Enter: Cheesesteak. This overstuffed hoagie roll is filled with perfectly grilled steak, its juices cascading down and out of the roll, pooling to a shimmering puddle on the paper it's wrapped in. Soon to follow that is the cheese, which has melted down in a string of the most tempting part of the sandwich. The onions and peppers glisten from the inside of the roll, their slightly browned edges exuding flavor and the scent, well... it's the stuff dreams are made of.
This iconic American sandwich exlicits a borderline inappropriate reaction when a person gets their hands on it, and it truly is just that delicious. For decades now, the cheesesteak - specifically that of the Philly variety - has been an early lunch for workers everywhere, a satisfying and slightly indulgent dinner with a side of fries, and a late-night meal for those who stay up all night partying. The sandwich, and the city, are intermingled in such a way that it has become a worldwide phenomenon.
Contrary to popular belief, it is possible to make a decent Philly cheesesteak at home, and if you follow these tips, you might even gain some respect for it.
It Starts With The Right Type Of Steak
When it comes to making a cheesesteak, there's only one cut of steak that does the whole sandwich justice, and that's ribeye.

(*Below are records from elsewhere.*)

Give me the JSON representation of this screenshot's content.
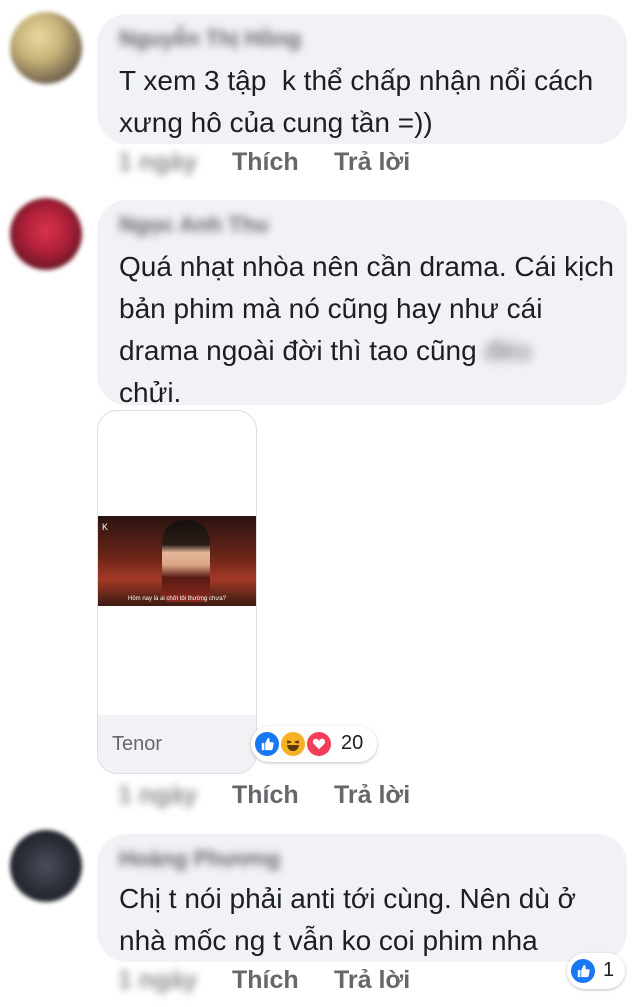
{
  "comments": [
    {
      "author": "Nguyễn Thị Hồng",
      "text": "T xem 3 tập  k thể chấp nhận nổi cách xưng hô của cung tần =))",
      "time": "1 ngày",
      "like_label": "Thích",
      "reply_label": "Trả lời"
    },
    {
      "author": "Ngọc Anh Thu",
      "text_main": "Quá nhạt nhòa nên cần drama. Cái kịch bản phim mà nó cũng hay như cái drama ngoài đời thì tao cũng ",
      "text_blurred": "đéo",
      "text_end": "chửi.",
      "time": "1 ngày",
      "like_label": "Thích",
      "reply_label": "Trả lời",
      "gif": {
        "source": "Tenor",
        "subtitle": "Hôm nay là ai chửi tôi thường chưa?",
        "logo": "K"
      },
      "reactions": {
        "icons": [
          "like-icon",
          "haha-icon",
          "love-icon"
        ],
        "count": "20"
      }
    },
    {
      "author": "Hoàng Phương",
      "text": "Chị t nói phải anti tới cùng. Nên dù ở nhà mốc ng t vẫn ko coi phim nha",
      "time": "1 ngày",
      "like_label": "Thích",
      "reply_label": "Trả lời",
      "reactions": {
        "icons": [
          "like-icon"
        ],
        "count": "1"
      }
    }
  ],
  "colors": {
    "bubble": "#f0f2f5",
    "secondary_text": "#65676b",
    "like_blue": "#1877f2",
    "love_red": "#f33e58",
    "haha_yellow": "#f7b125"
  }
}
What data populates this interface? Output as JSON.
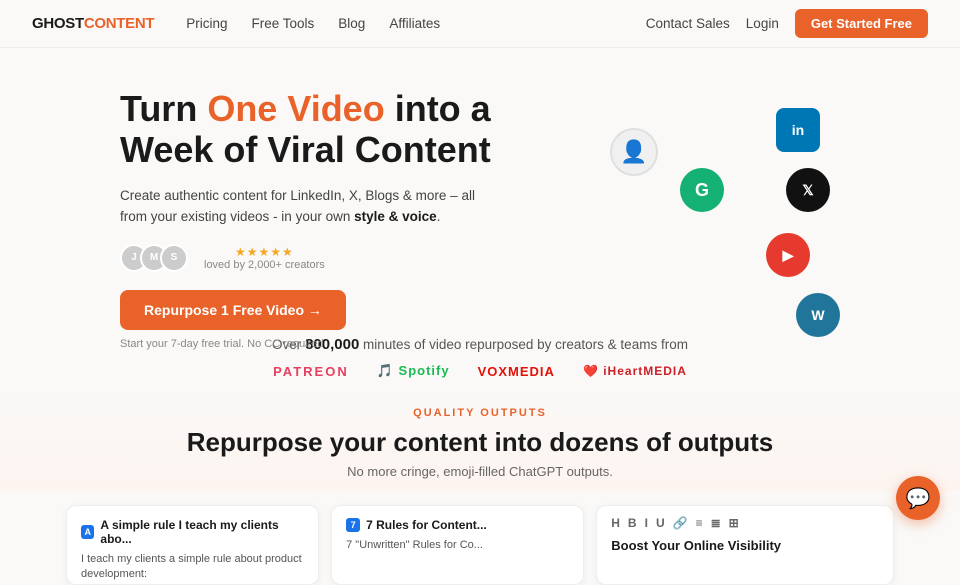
{
  "nav": {
    "logo_ghost": "GHOST",
    "logo_content": "CONTENT",
    "links": [
      "Pricing",
      "Free Tools",
      "Blog",
      "Affiliates"
    ],
    "right_links": [
      "Contact Sales",
      "Login"
    ],
    "cta_label": "Get Started Free"
  },
  "hero": {
    "title_start": "Turn ",
    "title_highlight": "One Video",
    "title_end": " into a Week of Viral Content",
    "subtitle": "Create authentic content for LinkedIn, X, Blogs & more – all from your existing videos - in your own ",
    "subtitle_bold": "style & voice",
    "subtitle_end": ".",
    "social_proof_label": "loved by 2,000+ creators",
    "cta_label": "Repurpose 1 Free Video →",
    "free_trial": "Start your 7-day free trial. No CC required"
  },
  "stats": {
    "minutes_label": "Over ",
    "minutes_bold": "800,000",
    "minutes_end": " minutes of video repurposed by creators & teams from"
  },
  "brands": [
    {
      "name": "PATREON",
      "class": "brand-patreon"
    },
    {
      "name": "Spotify",
      "class": "brand-spotify"
    },
    {
      "name": "VOXMEDIA",
      "class": "brand-vox"
    },
    {
      "name": "iHeartMEDIA",
      "class": "brand-iheartmedia"
    }
  ],
  "quality": {
    "label": "QUALITY OUTPUTS",
    "title": "Repurpose your content into dozens of outputs",
    "subtitle": "No more cringe, emoji-filled ChatGPT outputs."
  },
  "cards": [
    {
      "icon": "A",
      "title": "A simple rule I teach my clients abo...",
      "content": "I teach my clients a simple rule about product development:"
    },
    {
      "icon": "7",
      "title": "7 Rules for Content...",
      "content": "7 \"Unwritten\" Rules for Co..."
    }
  ],
  "editor": {
    "title": "Boost Your Online Visibility",
    "toolbar": [
      "H",
      "B",
      "I",
      "U",
      "🔗",
      "≡",
      "≣",
      "⊞"
    ]
  },
  "icons": {
    "linkedin": "in",
    "twitter": "𝕏",
    "grammarly": "G",
    "youtube": "▶",
    "wordpress": "W",
    "chat": "💬"
  }
}
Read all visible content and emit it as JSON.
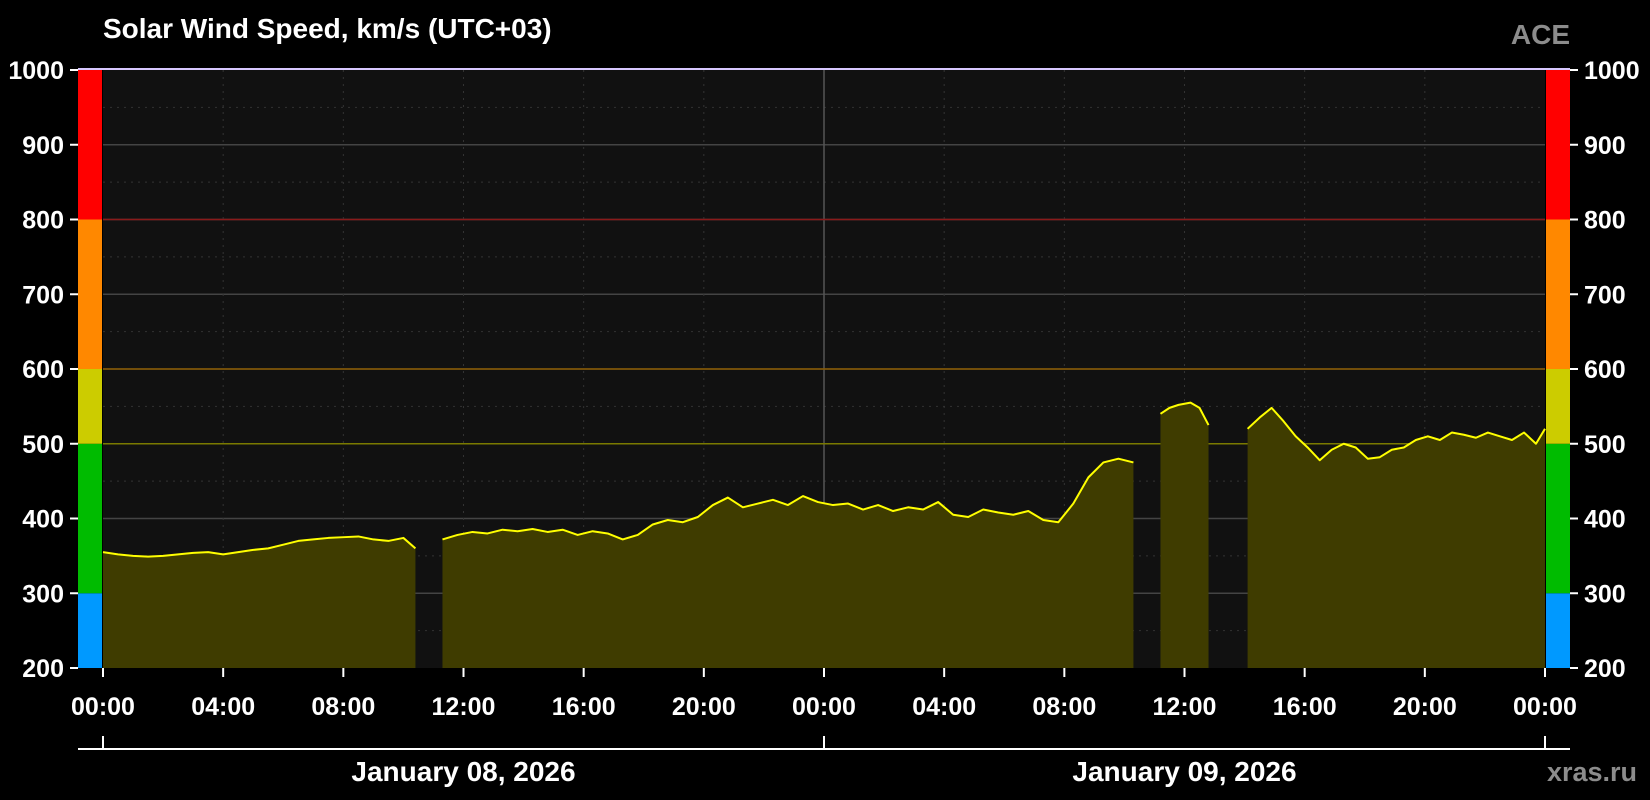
{
  "header": {
    "title": "Solar Wind Speed, km/s (UTC+03)",
    "source": "ACE"
  },
  "footer": {
    "credit": "xras.ru"
  },
  "colors": {
    "background": "#000000",
    "plot_background": "#111111",
    "line": "#ffff00",
    "fill": "#3f3c00",
    "scale_bands": [
      {
        "from": 200,
        "to": 300,
        "color": "#0099ff"
      },
      {
        "from": 300,
        "to": 500,
        "color": "#00bb00"
      },
      {
        "from": 500,
        "to": 600,
        "color": "#cccc00"
      },
      {
        "from": 600,
        "to": 800,
        "color": "#ff8800"
      },
      {
        "from": 800,
        "to": 1000,
        "color": "#ff0000"
      }
    ],
    "threshold_lines": [
      {
        "value": 500,
        "color": "#7a7a00"
      },
      {
        "value": 600,
        "color": "#8a5a00"
      },
      {
        "value": 800,
        "color": "#8a1a1a"
      }
    ]
  },
  "chart_data": {
    "type": "area",
    "title": "Solar Wind Speed, km/s (UTC+03)",
    "ylim": [
      200,
      1000
    ],
    "yticks": [
      200,
      300,
      400,
      500,
      600,
      700,
      800,
      900,
      1000
    ],
    "xlim_hours": [
      0,
      48
    ],
    "xticks": [
      {
        "hour": 0,
        "label": "00:00"
      },
      {
        "hour": 4,
        "label": "04:00"
      },
      {
        "hour": 8,
        "label": "08:00"
      },
      {
        "hour": 12,
        "label": "12:00"
      },
      {
        "hour": 16,
        "label": "16:00"
      },
      {
        "hour": 20,
        "label": "20:00"
      },
      {
        "hour": 24,
        "label": "00:00"
      },
      {
        "hour": 28,
        "label": "04:00"
      },
      {
        "hour": 32,
        "label": "08:00"
      },
      {
        "hour": 36,
        "label": "12:00"
      },
      {
        "hour": 40,
        "label": "16:00"
      },
      {
        "hour": 44,
        "label": "20:00"
      },
      {
        "hour": 48,
        "label": "00:00"
      }
    ],
    "dates": [
      {
        "label": "January 08, 2026",
        "center_hour": 12
      },
      {
        "label": "January 09, 2026",
        "center_hour": 36
      }
    ],
    "grid": true,
    "series": [
      {
        "x_hours": [
          0,
          0.5,
          1,
          1.5,
          2,
          2.5,
          3,
          3.5,
          4,
          4.5,
          5,
          5.5,
          6,
          6.5,
          7,
          7.5,
          8,
          8.5,
          9,
          9.5,
          10,
          10.4,
          11.3,
          11.8,
          12.3,
          12.8,
          13.3,
          13.8,
          14.3,
          14.8,
          15.3,
          15.8,
          16.3,
          16.8,
          17.3,
          17.8,
          18.3,
          18.8,
          19.3,
          19.8,
          20.3,
          20.8,
          21.3,
          21.8,
          22.3,
          22.8,
          23.3,
          23.8,
          24.3,
          24.8,
          25.3,
          25.8,
          26.3,
          26.8,
          27.3,
          27.8,
          28.3,
          28.8,
          29.3,
          29.8,
          30.3,
          30.8,
          31.3,
          31.8,
          32.3,
          32.8,
          33.3,
          33.8,
          34.3,
          35.2,
          35.5,
          35.8,
          36.2,
          36.5,
          36.8,
          38.1,
          38.5,
          38.9,
          39.3,
          39.7,
          40.1,
          40.5,
          40.9,
          41.3,
          41.7,
          42.1,
          42.5,
          42.9,
          43.3,
          43.7,
          44.1,
          44.5,
          44.9,
          45.3,
          45.7,
          46.1,
          46.5,
          46.9,
          47.3,
          47.7,
          48
        ],
        "values": [
          355,
          352,
          350,
          349,
          350,
          352,
          354,
          355,
          352,
          355,
          358,
          360,
          365,
          370,
          372,
          374,
          375,
          376,
          372,
          370,
          374,
          360,
          372,
          378,
          382,
          380,
          385,
          383,
          386,
          382,
          385,
          378,
          383,
          380,
          372,
          378,
          392,
          398,
          395,
          402,
          418,
          428,
          415,
          420,
          425,
          418,
          430,
          422,
          418,
          420,
          412,
          418,
          410,
          415,
          412,
          422,
          405,
          402,
          412,
          408,
          405,
          410,
          398,
          395,
          420,
          455,
          475,
          480,
          475,
          540,
          548,
          552,
          555,
          548,
          525,
          520,
          535,
          548,
          530,
          510,
          495,
          478,
          492,
          500,
          495,
          480,
          482,
          492,
          495,
          505,
          510,
          505,
          515,
          512,
          508,
          515,
          510,
          505,
          515,
          500,
          520
        ]
      }
    ],
    "gaps_hours": [
      [
        10.4,
        11.3
      ],
      [
        34.3,
        35.2
      ],
      [
        36.8,
        38.1
      ]
    ]
  }
}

This cut is the only one to have a perfect balance between marbling (which means flavor) and lean meat.
When it's sliced thin, the marbled layers simply melt away, leaving nothing but the lean parts of the steak to soak up all of that salty, savory flavor. This also keeps the meat moist while it cooks which is why a good cheesesteak will always be tender, regardless of how long it remains on the grill.
There's One Technique That's Sure To Result In Thin Slices
The texture and thickness of the meat is just as important as the type of meat that's being used. Traditionally, the steak on a Philly is sliced incredibly thin, slightly thicker than a piece of cardstock, in order to ensure maximum tenderness and uniformity.
This is very challenging to do with meat that's already been cooked and even more of a challenge to slice off meat that hasn't been cooked. So, what's the trick? Freeze the meat first, then shave slices off with a sharp knife - just make sure to cut against the grain.
The Roll Matters Just As Much As The Meat
Amaroso rolls are by far one of, if not the best, choice for a cheesesteak. Potato rolls don't hold up at all, rolls that are too crusty will soak up too much of the moisture and become soggy or leave the filling dry, so there must be a good in-between.
The exterior of a good cheesesteak roll should be slightly crusty with a bit of a tough layer, while the inside should by soft and tender and fluffy enough to support everything that will be piled inside of it.
Let's Talk About Cheese
There has been a long (very long) debate over what type of cheese is proper for a Philly cheesesteak. Traditionally, Whiz cheese is number one on the list: it melts beautifully (especially if it's already pre-heated), lends plenty of flavor and salt, and manages to drip into all of those crevices, leaving no part of the sandwich un-cheesed.
However, there are purist who will insist that provolone is the best cheese for the job as it's known for pairing well with steak. And then, there are those who feel that American cheese is a tried and true option due to its superior melting point. Therefore, the cheese is a personal choice but if you are leaning toward the Whiz, make sure to heat it up for a bit prior to spooning it over the sandwich.
If You Have It, Use A Griddle For Good Color Which Equals Good Flavor
A griddle or cast iron pan are really the only two suitable pieces of cooking equipment to do the job. A griddle will closely mimic that of a flat top which is how cheesestakes are traditionally cooked. This will also open up options in terms of how to cook the meat and vegetables, and you can use one side to grill the peppers and onions, while the opposite end cooks the meat.
If you've ever watched a cheesesteak being made, most chefs have two tools to get the job done - stainless steel benchscrapers which are used to cut and chop the meat together. These aren't necessary, but it helps to make bite-sized pieces, and to incorporate the salt and pepper that should be sprinkled over the top of each pile of meat.
If you haven't figured it out by now, every part of the cheesesteak process is integral to its flavor and structure - the ingredients only do half the job. Once the meat is cooked, arrange it in the shape of the hoagie roll (an elongated oval), then pile the peppers, onions, and mushrooms (if that's your thing) over the top. Then, place your cheese, whether in slices or a liquid form, and have a bit of water nearby - because now it's time to steam the whole thing together. A drizzle or two of water, and a stainless steal bowl to cover the whole thing, if you have it, will result in a perfect cheesesteak every time.
Then, it's time for the flip: open the hoagie roll and place it upside-down over the filling. Then, take a long spatula and slide it under the whole thing, being careful to literally flip the filling into the roll. Or, you could just scoop up all of the ingredients and place them in an open roll - but you won't have a solid cheese layer between the roll and the meat to prevent soggy bread.